What makes Japanese music sound Japanese? Each genre of Japan’s pre-Western music (hogaku) morphed from the preceding one with singing at its foundation. In ancient Shinto prayers, words of power recited in a prescribed cadence communicated veneration and community needs to the divine spirit (kami). From the prayers, Japan’s word-based music gained support with simple percussion and stringed instruments. More sophisticated recitations evolved with biwa, shamisen, and koto accompaniment.
This study reveals shortcomings in the usual interpretation of Japanese music from a pitch-based Western perspective and carefully explores how the quintessential musical elements of singing, instrumental accompaniment, scale, and format were transmitted from their Shinto inception through all of Japan’s music. Japan’s culture, including the iemoto system and teaching methods, served to exactly replicate Japan’s music for centuries. Considering Japan’s music in the context of its own culture, logic, and sources is essential to gaining a clear understanding of Japan’s music and dissipating the mystery of the music’s “Japaneseness.” Greater appreciation for the music inevitably follows.

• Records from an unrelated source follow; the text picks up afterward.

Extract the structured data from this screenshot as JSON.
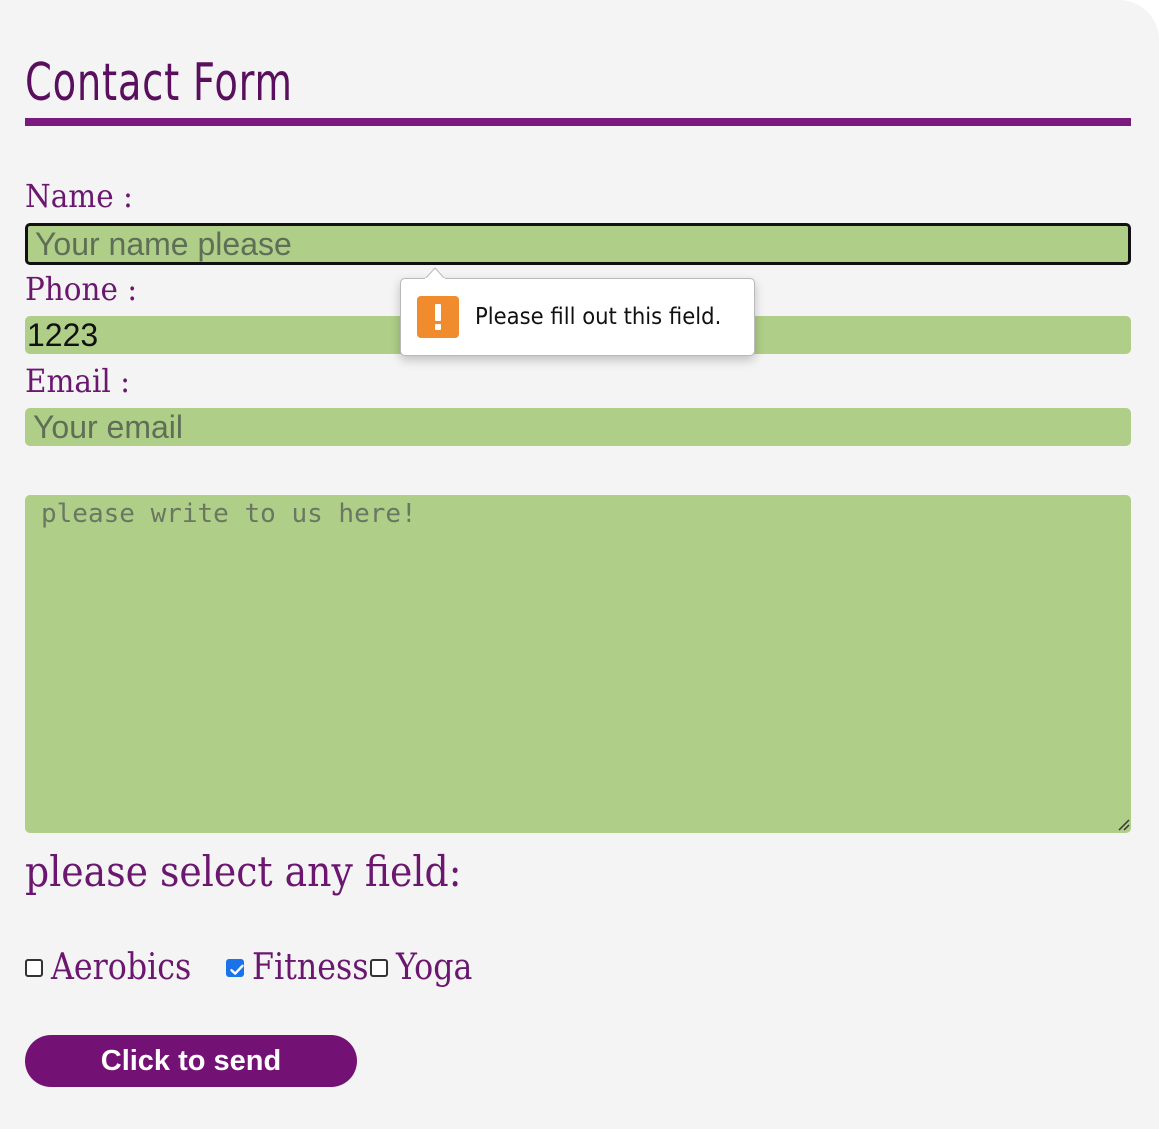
{
  "form": {
    "title": "Contact Form",
    "name_label": "Name :",
    "name_placeholder": "Your name please",
    "phone_label": "Phone :",
    "phone_value": "1223",
    "email_label": "Email :",
    "email_placeholder": "Your email",
    "message_placeholder": "please write to us here!",
    "select_label": "please select any field:",
    "options": [
      {
        "label": "Aerobics",
        "checked": false
      },
      {
        "label": "Fitness",
        "checked": true
      },
      {
        "label": "Yoga",
        "checked": false
      }
    ],
    "submit_label": "Click to send"
  },
  "validation": {
    "message": "Please fill out this field.",
    "icon": "warning-icon"
  },
  "colors": {
    "accent": "#741174",
    "heading": "#5a0f5e",
    "field_bg": "#afce87",
    "background": "#f4f4f4",
    "warning": "#f08c2e",
    "checkbox_checked": "#1a73e8"
  }
}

About the Author(s)

Miyuki Yoshikami taught Honors courses on the Japanese performing arts at the University of Maryland. She performs professionally on the koto at the Kennedy Center, Freer Gallery, the National Cathedral, and with the National Symphony Orchestra. She lives in Bethesda, Maryland.

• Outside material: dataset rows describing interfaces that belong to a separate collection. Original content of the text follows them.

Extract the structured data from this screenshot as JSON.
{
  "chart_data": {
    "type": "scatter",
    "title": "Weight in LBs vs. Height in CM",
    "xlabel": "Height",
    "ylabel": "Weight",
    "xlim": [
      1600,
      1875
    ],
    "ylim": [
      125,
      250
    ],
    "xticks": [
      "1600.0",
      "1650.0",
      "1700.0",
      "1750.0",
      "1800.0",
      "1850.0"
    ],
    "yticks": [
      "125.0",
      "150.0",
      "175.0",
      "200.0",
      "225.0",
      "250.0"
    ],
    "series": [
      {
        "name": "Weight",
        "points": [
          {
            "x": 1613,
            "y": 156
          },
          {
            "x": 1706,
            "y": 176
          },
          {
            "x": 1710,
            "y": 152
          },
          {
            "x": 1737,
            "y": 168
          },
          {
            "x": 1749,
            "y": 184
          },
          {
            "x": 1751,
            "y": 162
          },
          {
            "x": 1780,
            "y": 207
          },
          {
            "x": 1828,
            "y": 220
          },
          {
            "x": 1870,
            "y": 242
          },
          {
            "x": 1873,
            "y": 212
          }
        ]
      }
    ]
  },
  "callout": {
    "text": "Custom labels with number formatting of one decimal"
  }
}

Bibliographic Details

Miyuki Yoshikami
Format: softcover (6 x 9)
Bibliographic Info: ca. 100 photos, glossary, notes, bibliography, index
Copyright Date: 2019
pISBN: 978-1-4766-7559-6
eISBN: 978-1-4766-3511-8
Imprint: McFarland